Tig Tillinghast - Thetford, VT
You may remember my lament in my 2015-01-13 posting, “Eagle Scouting,” that several hours in the field dedicated specifically to find bald eagles produced no sightings of our “national bird.” But as Willie Nelson once crooned, “What a difference a day makes.” Over the last two weeks there have been a number of bald eagle sighting more than making up for January’s disappointment.
First, how about the results of this past January’s mid-winter bald eagle survey? NH Audubon Senior Biologist and Raptor Specialist Chris Martin posted the following. “The 2015 count results are truly remarkable! We shattered last year’s Count Day total and posted a new state record high for number of Bald Eagles seen. ……. Overall, a record 102 volunteer observers participated in the 2015 Count Day, and located 90 individual eagles on Count Day alone, surpassing 2014’s previous high of 67 birds by an astonishing 34%.” The 2015 total was triple the 30 counted in 2001.
My first post-bald eagle count encounter was at Lyme's Post Pond. I was leaving a friend's on Post Pond Lane when a juvenile suddenly appeared from behind the treeline swooping low over an open field in front of my truck. A fellow Conservation Commission member had told me of recent bald eagle sightings at the pond, but those reports were of an adult. This juvenile meant there were two different birds in the area.
The next bald eagle sighting came a couple of days later in Orford when two adults were observed at a site that has been home to a nesting pair for the last several seasons running. In 2014 no bald eagles were fledged there. The incubation was not successful. Seeing these two adults raises hopes that there will be another attempt in this year. A birding colleague has seen the pair several times since further heightening expectations.
The next sighting was not so out of the ordinary but gratifying just the same. As often happens when I am in that area, I swung by the Wilder Dam to try my luck. After about ten minutes I located a solitary adult in a tree on the right bank about 100 yards downstream from the dam. Were the six common mergansers fishing the water just in front of the dam aware they were not alone?
A bald eagle bonanza occurred last week thanks to a tip from a Thetford birder who posted observing and photographing two immature bald eagles scavenging a winter kill on the banks of the Ompompanoosuc River where it parallels Campbell Flats Rd. in Norwich. I headed over and after some searching located the birds, or should I say they located me? It was their flight up and away from the water’s edge that tipped me off to their location. Obviously, they’d seen me first. They disappeared into nearby white pines, and I scanned the spot. There on a birch branch above the kill site was what appeared to be a third bird. I say “appeared to be a third bird,” because I did not feel absolutely certain I had seen two birds fly from the site, my vision being somewhat obscured by branches. Later, inspecting the photos that had been posted, I could see the two eagles in the photos did not have the same markings as the bird I saw on the branch. Almost certainly there had been three birds. The next day the photographer returned and indeed confirmed a third bird.

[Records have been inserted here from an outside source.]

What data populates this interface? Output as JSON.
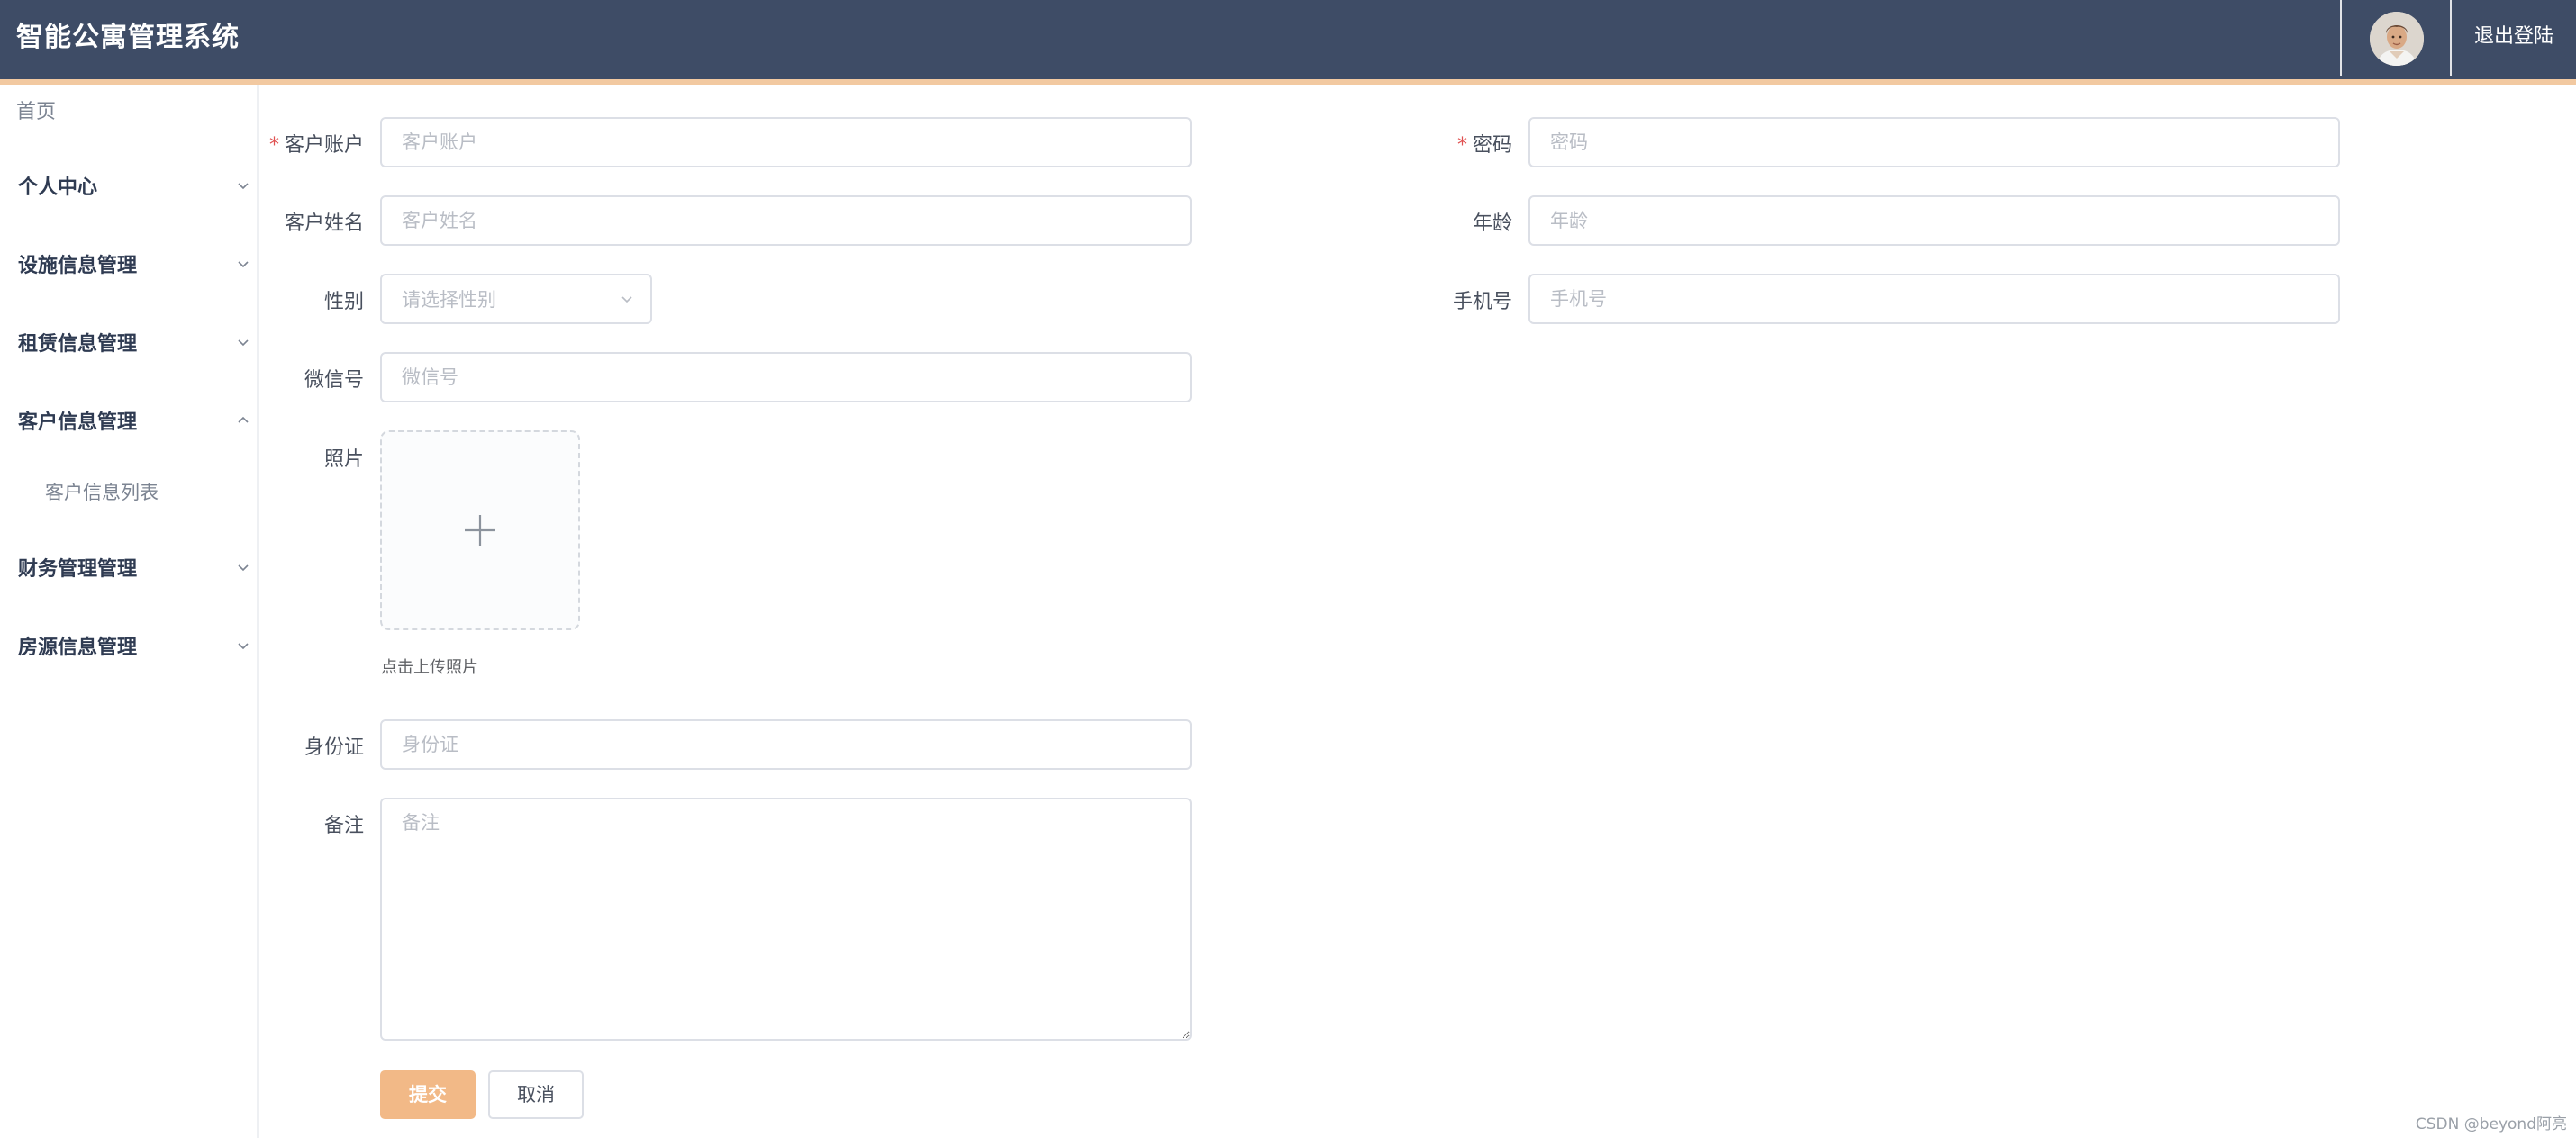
{
  "header": {
    "title": "智能公寓管理系统",
    "logout_label": "退出登陆"
  },
  "sidebar": {
    "home": "首页",
    "items": [
      {
        "label": "个人中心",
        "expanded": false
      },
      {
        "label": "设施信息管理",
        "expanded": false
      },
      {
        "label": "租赁信息管理",
        "expanded": false
      },
      {
        "label": "客户信息管理",
        "expanded": true,
        "children": [
          {
            "label": "客户信息列表"
          }
        ]
      },
      {
        "label": "财务管理管理",
        "expanded": false
      },
      {
        "label": "房源信息管理",
        "expanded": false
      }
    ]
  },
  "form": {
    "account": {
      "label": "客户账户",
      "placeholder": "客户账户",
      "required": true
    },
    "password": {
      "label": "密码",
      "placeholder": "密码",
      "required": true
    },
    "name": {
      "label": "客户姓名",
      "placeholder": "客户姓名"
    },
    "age": {
      "label": "年龄",
      "placeholder": "年龄"
    },
    "gender": {
      "label": "性别",
      "placeholder": "请选择性别"
    },
    "phone": {
      "label": "手机号",
      "placeholder": "手机号"
    },
    "wechat": {
      "label": "微信号",
      "placeholder": "微信号"
    },
    "photo": {
      "label": "照片",
      "tip": "点击上传照片"
    },
    "id_card": {
      "label": "身份证",
      "placeholder": "身份证"
    },
    "remark": {
      "label": "备注",
      "placeholder": "备注"
    },
    "submit_label": "提交",
    "cancel_label": "取消"
  },
  "watermark": "CSDN @beyond阿亮",
  "colors": {
    "header_bg": "#3e4c66",
    "header_strip": "#f2c9a1",
    "submit_bg": "#f2b987",
    "required_mark": "#e05252"
  },
  "icons": {
    "avatar": "user-avatar-photo",
    "chevron_down": "chevron-down-icon",
    "chevron_up": "chevron-up-icon",
    "plus": "plus-icon"
  }
}
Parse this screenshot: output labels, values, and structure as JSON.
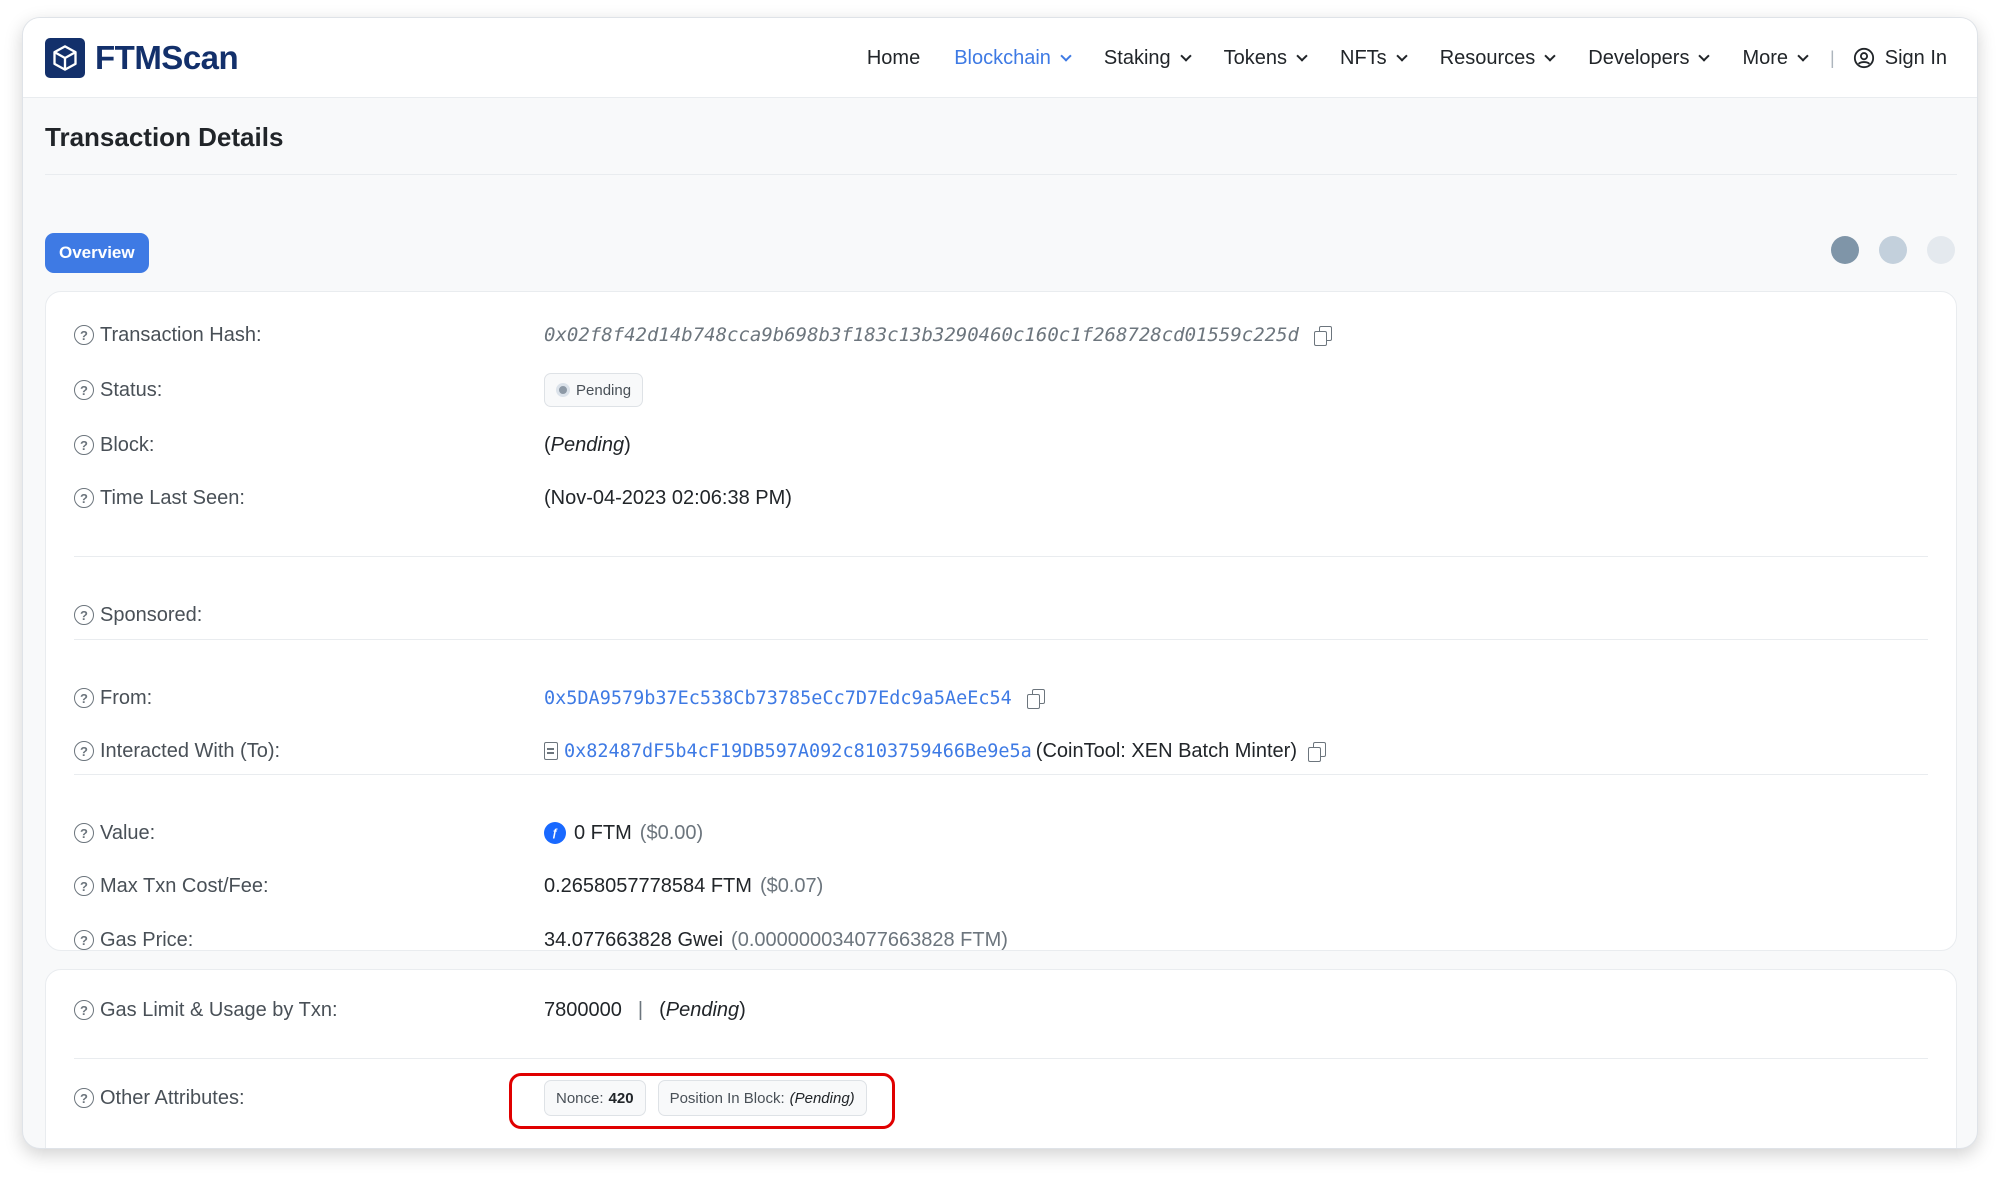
{
  "header": {
    "logo_text": "FTMScan",
    "nav": [
      {
        "label": "Home",
        "dropdown": false,
        "active": false
      },
      {
        "label": "Blockchain",
        "dropdown": true,
        "active": true
      },
      {
        "label": "Staking",
        "dropdown": true,
        "active": false
      },
      {
        "label": "Tokens",
        "dropdown": true,
        "active": false
      },
      {
        "label": "NFTs",
        "dropdown": true,
        "active": false
      },
      {
        "label": "Resources",
        "dropdown": true,
        "active": false
      },
      {
        "label": "Developers",
        "dropdown": true,
        "active": false
      },
      {
        "label": "More",
        "dropdown": true,
        "active": false
      }
    ],
    "separator": "|",
    "sign_in": "Sign In"
  },
  "page_title": "Transaction Details",
  "tabs": {
    "overview": "Overview"
  },
  "dot_colors": [
    "#7f95a8",
    "#c3d0dc",
    "#e4e9ee"
  ],
  "fields": {
    "tx_hash": {
      "label": "Transaction Hash:",
      "value": "0x02f8f42d14b748cca9b698b3f183c13b3290460c160c1f268728cd01559c225d"
    },
    "status": {
      "label": "Status:",
      "value": "Pending"
    },
    "block": {
      "label": "Block:",
      "open": "(",
      "value": "Pending",
      "close": ")"
    },
    "time_last_seen": {
      "label": "Time Last Seen:",
      "value": "(Nov-04-2023 02:06:38 PM)"
    },
    "sponsored": {
      "label": "Sponsored:"
    },
    "from": {
      "label": "From:",
      "value": "0x5DA9579b37Ec538Cb73785eCc7D7Edc9a5AeEc54"
    },
    "to": {
      "label": "Interacted With (To):",
      "value": "0x82487dF5b4cF19DB597A092c8103759466Be9e5a",
      "name": "(CoinTool: XEN Batch Minter)"
    },
    "value": {
      "label": "Value:",
      "amount": "0 FTM",
      "usd": "($0.00)"
    },
    "max_fee": {
      "label": "Max Txn Cost/Fee:",
      "amount": "0.2658057778584 FTM",
      "usd": "($0.07)"
    },
    "gas_price": {
      "label": "Gas Price:",
      "amount": "34.077663828 Gwei",
      "ftm": "(0.000000034077663828 FTM)"
    },
    "gas_limit": {
      "label": "Gas Limit & Usage by Txn:",
      "limit": "7800000",
      "sep": "|",
      "open": "(",
      "usage": "Pending",
      "close": ")"
    },
    "other_attributes": {
      "label": "Other Attributes:",
      "nonce_label": "Nonce:",
      "nonce_value": "420",
      "position_label": "Position In Block:",
      "position_value": "(Pending)"
    }
  },
  "colors": {
    "accent": "#3e7ae4",
    "brand": "#13306b",
    "highlight": "#e00000"
  }
}
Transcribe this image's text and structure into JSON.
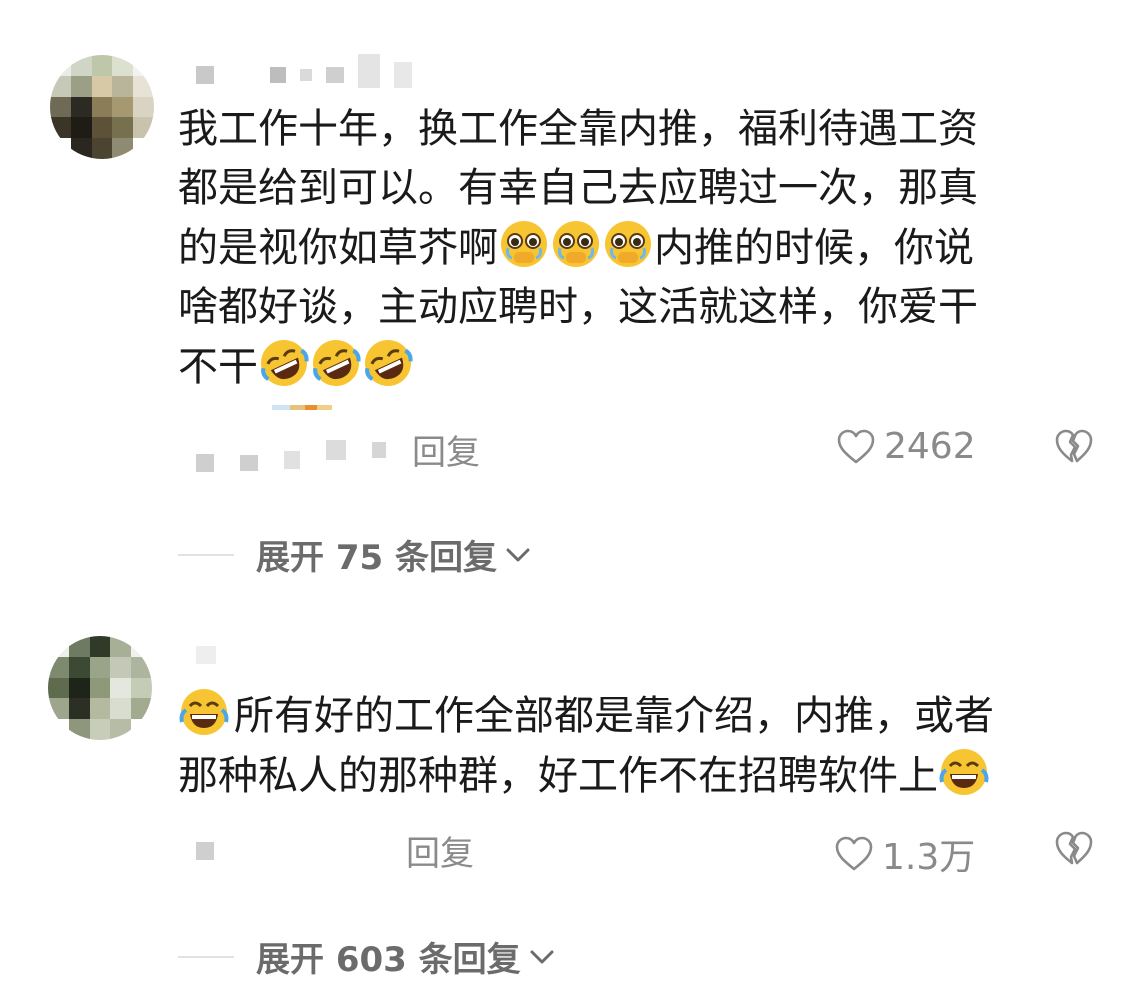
{
  "comments": [
    {
      "text_line1": "我工作十年，换工作全靠内推，福利待遇工资",
      "text_line2": "都是给到可以。有幸自己去应聘过一次，那真",
      "text_line3_a": "的是视你如草芥啊",
      "text_line3_b": "内推的时候，你说",
      "text_line4": "啥都好谈，主动应聘时，这活就这样，你爱干",
      "text_line5": "不干",
      "reply_label": "回复",
      "like_count": "2462",
      "expand_label": "展开 75 条回复"
    },
    {
      "text_line1": "所有好的工作全部都是靠介绍，内推，或者",
      "text_line2": "那种私人的那种群，好工作不在招聘软件上",
      "reply_label": "回复",
      "like_count": "1.3万",
      "expand_label": "展开 603 条回复"
    }
  ],
  "icons": {
    "like": "heart-outline-icon",
    "dislike": "broken-heart-icon",
    "expand": "chevron-down-icon",
    "emoji_pleading": "pleading-face-emoji",
    "emoji_rolling": "rolling-laughing-emoji",
    "emoji_crying_laugh": "tears-of-joy-emoji"
  },
  "colors": {
    "secondary_text": "#8a8a8a",
    "body_text": "#1a1a1a",
    "emoji_yellow": "#f7c531"
  }
}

Over the weekend, my bald eagle tipster discovered a fourth bald eagle, an adult, feeding on a carcass near the overpass that carries I-91 over VT Rt. 132. I couldn’t get over to see, but his photograph perfectly captured the moment.
These recent sightings and the great success of this year’s mid-winter survey gives evidence that the bald eagle really has re-established itself in the Upper Valley. Sightings of bald eagles may become commonplace, but for me that will make it no less thrilling to watch one circle lazily on a thermal or beat its way purposefully up the Connecticut River.